──────── TASK INPUT
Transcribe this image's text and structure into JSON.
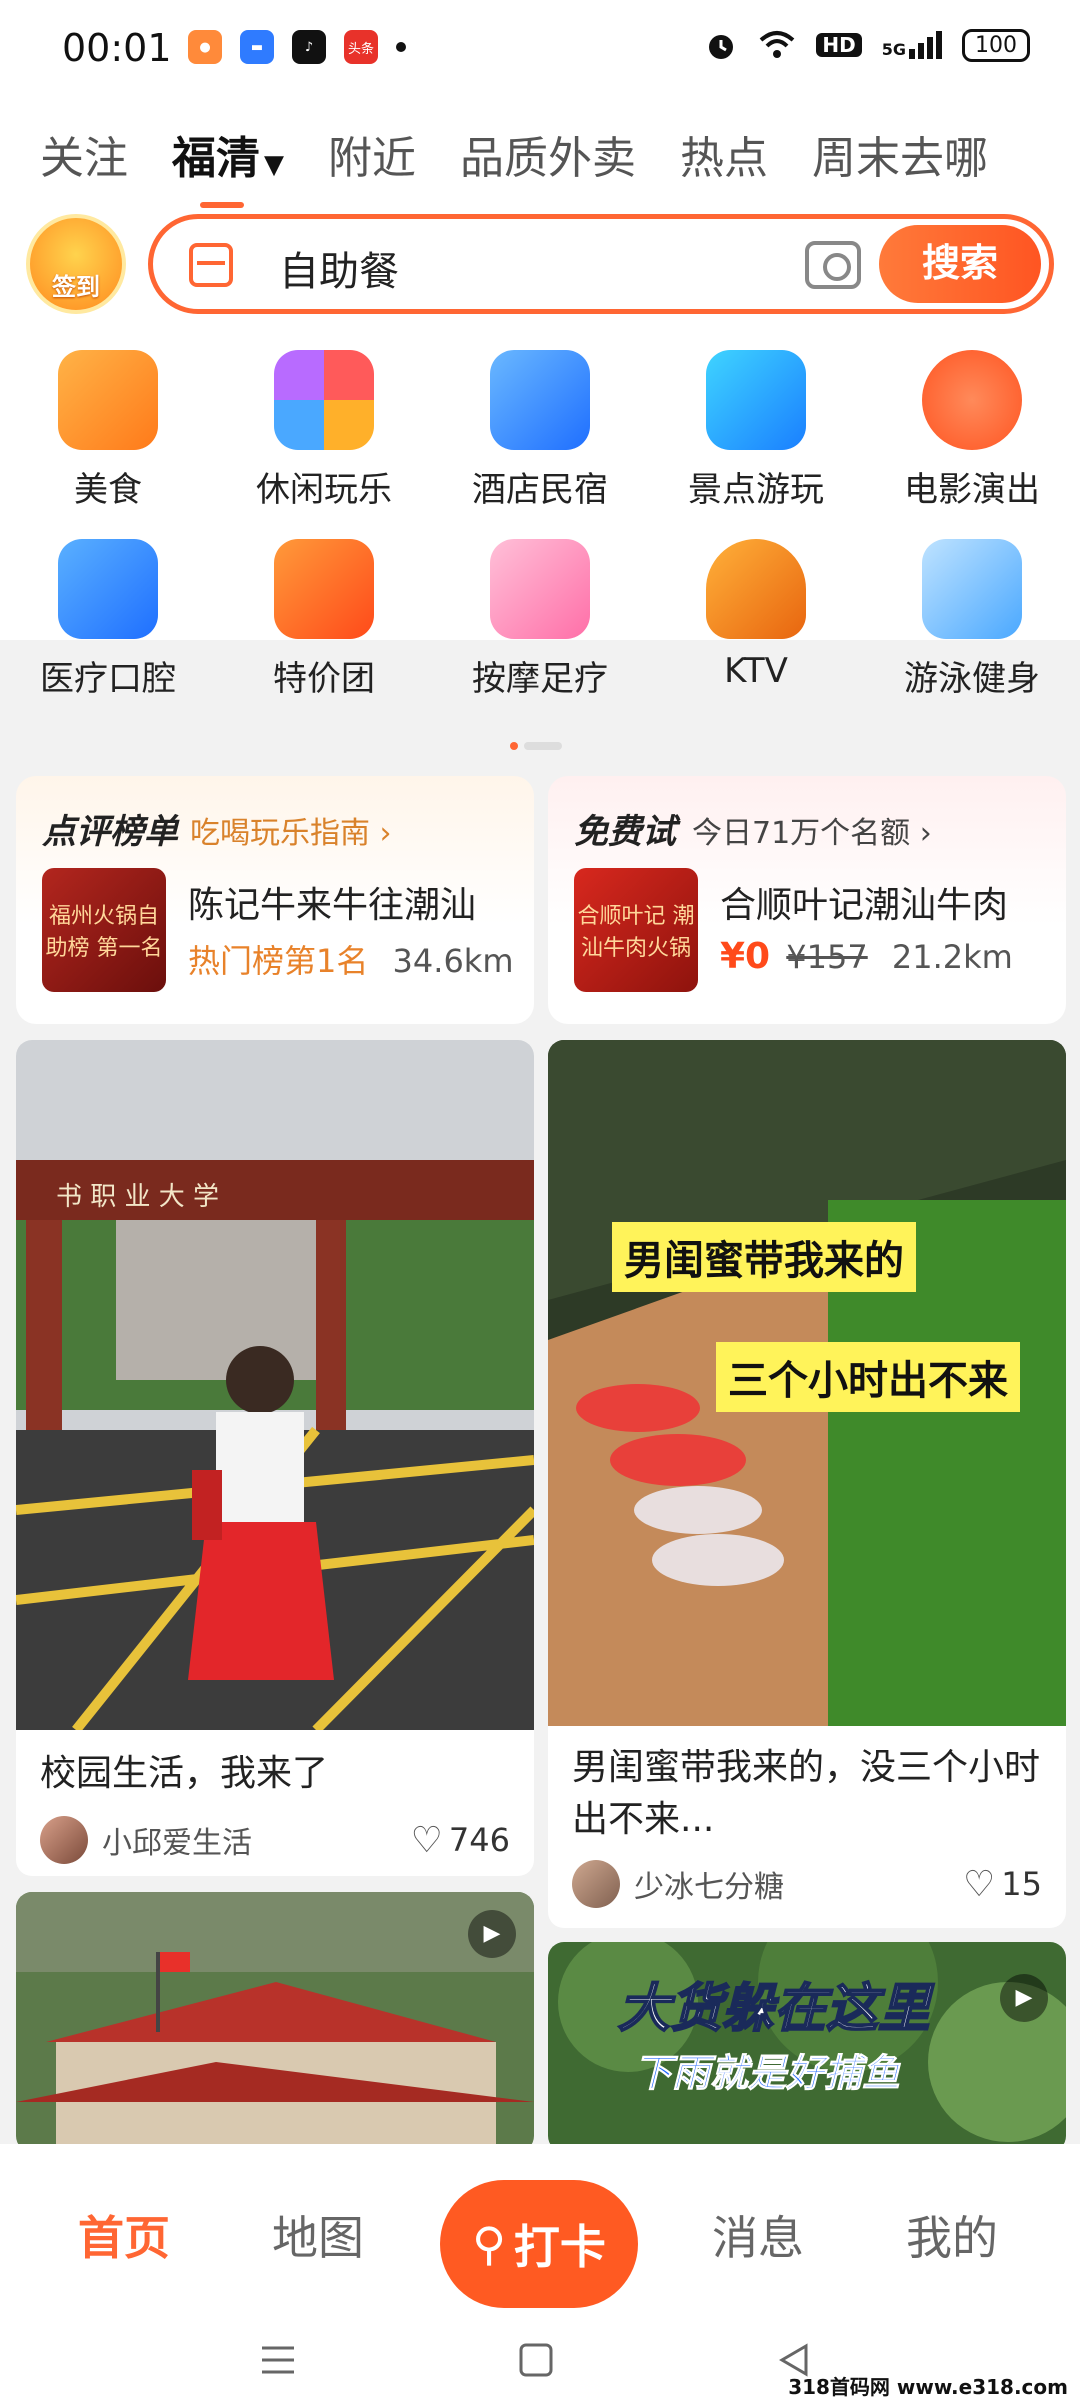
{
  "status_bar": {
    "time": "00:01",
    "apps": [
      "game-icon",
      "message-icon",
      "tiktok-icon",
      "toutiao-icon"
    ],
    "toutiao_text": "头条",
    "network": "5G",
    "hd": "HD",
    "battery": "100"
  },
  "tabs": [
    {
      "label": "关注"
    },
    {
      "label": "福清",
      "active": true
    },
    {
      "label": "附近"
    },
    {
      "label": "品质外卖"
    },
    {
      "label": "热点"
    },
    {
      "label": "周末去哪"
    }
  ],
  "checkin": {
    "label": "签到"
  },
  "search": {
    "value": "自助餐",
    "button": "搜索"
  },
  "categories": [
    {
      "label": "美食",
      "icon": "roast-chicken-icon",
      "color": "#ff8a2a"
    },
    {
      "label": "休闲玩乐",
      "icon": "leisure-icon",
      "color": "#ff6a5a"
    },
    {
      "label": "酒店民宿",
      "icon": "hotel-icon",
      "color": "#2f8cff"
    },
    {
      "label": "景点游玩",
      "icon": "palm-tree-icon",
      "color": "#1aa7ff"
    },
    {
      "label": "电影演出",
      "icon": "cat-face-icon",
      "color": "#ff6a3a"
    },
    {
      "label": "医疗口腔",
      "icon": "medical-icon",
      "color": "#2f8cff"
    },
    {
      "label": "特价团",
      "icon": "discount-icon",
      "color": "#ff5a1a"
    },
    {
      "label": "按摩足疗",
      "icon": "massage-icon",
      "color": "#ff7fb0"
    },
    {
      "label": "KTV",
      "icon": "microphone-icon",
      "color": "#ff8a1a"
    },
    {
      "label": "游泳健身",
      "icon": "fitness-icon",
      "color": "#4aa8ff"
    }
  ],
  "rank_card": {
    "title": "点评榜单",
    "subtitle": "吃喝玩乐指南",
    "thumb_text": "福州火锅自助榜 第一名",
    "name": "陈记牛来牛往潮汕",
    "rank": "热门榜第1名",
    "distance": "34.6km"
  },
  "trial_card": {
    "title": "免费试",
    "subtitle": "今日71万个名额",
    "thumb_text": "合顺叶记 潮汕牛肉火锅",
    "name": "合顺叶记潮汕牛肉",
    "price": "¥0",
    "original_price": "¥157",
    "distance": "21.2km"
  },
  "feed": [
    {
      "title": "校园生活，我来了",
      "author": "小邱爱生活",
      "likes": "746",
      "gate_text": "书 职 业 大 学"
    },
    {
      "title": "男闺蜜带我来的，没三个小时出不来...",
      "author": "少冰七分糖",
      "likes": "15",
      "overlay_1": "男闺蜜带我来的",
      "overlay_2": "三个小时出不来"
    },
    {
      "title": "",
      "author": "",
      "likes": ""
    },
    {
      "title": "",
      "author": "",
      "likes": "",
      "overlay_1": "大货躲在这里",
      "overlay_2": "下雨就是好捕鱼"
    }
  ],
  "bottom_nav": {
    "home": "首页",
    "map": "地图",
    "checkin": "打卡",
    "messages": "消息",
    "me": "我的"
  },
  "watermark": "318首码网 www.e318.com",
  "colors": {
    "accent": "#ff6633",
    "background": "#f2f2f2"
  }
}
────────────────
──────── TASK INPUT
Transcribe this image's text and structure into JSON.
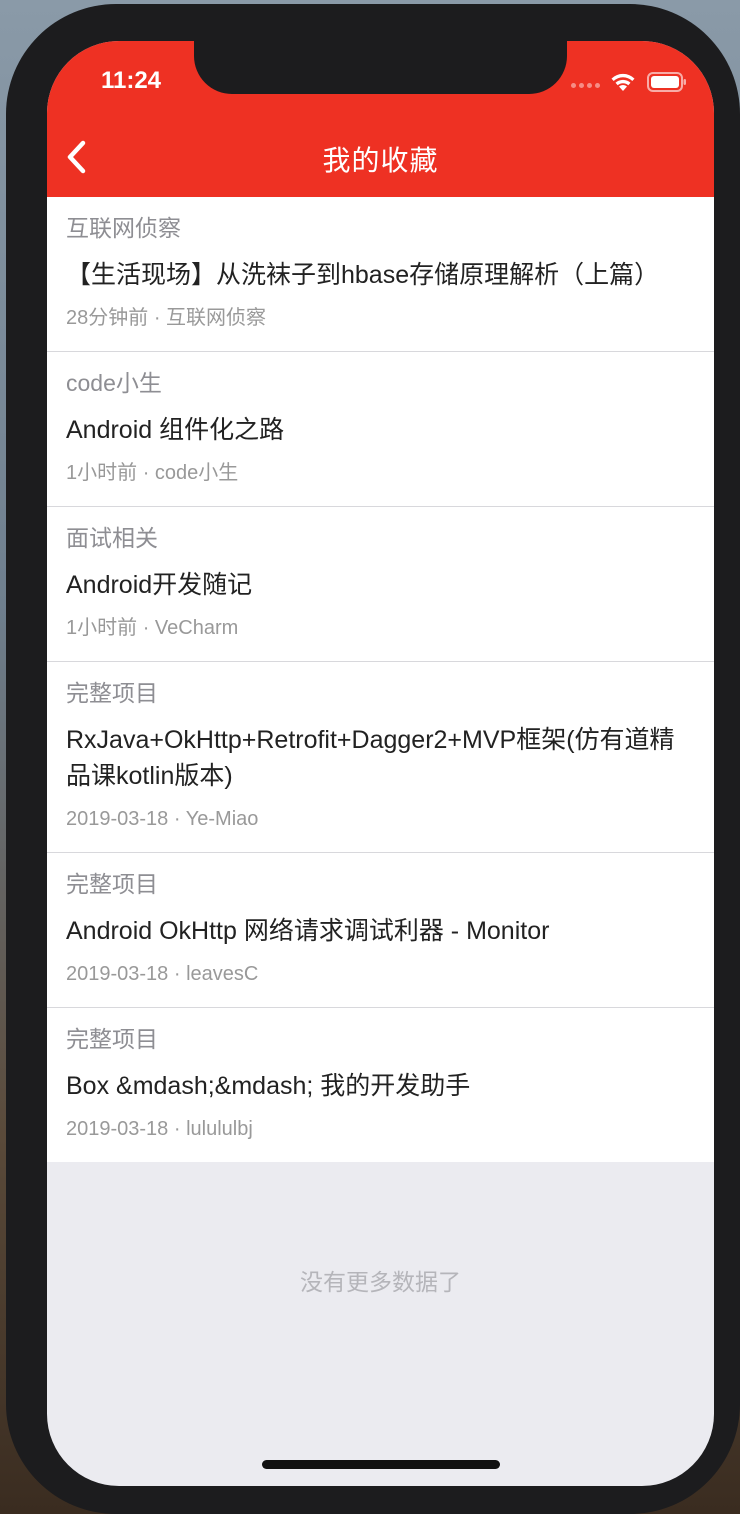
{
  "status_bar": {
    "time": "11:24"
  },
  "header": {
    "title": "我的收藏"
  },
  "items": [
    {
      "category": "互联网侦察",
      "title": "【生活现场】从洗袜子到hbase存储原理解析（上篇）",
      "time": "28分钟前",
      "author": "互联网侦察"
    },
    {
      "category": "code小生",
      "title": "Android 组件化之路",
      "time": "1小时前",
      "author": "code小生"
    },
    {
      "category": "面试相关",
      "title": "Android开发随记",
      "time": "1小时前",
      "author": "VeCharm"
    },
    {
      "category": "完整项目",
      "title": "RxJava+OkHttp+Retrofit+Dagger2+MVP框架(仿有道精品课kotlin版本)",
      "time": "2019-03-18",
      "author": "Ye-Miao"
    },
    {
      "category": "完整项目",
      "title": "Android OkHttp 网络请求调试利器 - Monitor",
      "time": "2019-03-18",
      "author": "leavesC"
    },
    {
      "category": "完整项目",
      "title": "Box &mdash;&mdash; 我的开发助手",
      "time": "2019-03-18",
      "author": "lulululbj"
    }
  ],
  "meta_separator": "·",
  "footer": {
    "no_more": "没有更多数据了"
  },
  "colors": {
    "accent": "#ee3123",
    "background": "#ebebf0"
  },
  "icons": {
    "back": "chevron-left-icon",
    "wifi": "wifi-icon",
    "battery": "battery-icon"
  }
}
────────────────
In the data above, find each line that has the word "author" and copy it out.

      "author": "小邱爱生活",
      "author": "少冰七分糖",
      "author": "",
      "author": "",
      "author": "互联网侦察"
      "author": "code小生"
      "author": "VeCharm"
      "author": "Ye-Miao"
      "author": "leavesC"
      "author": "lulululbj"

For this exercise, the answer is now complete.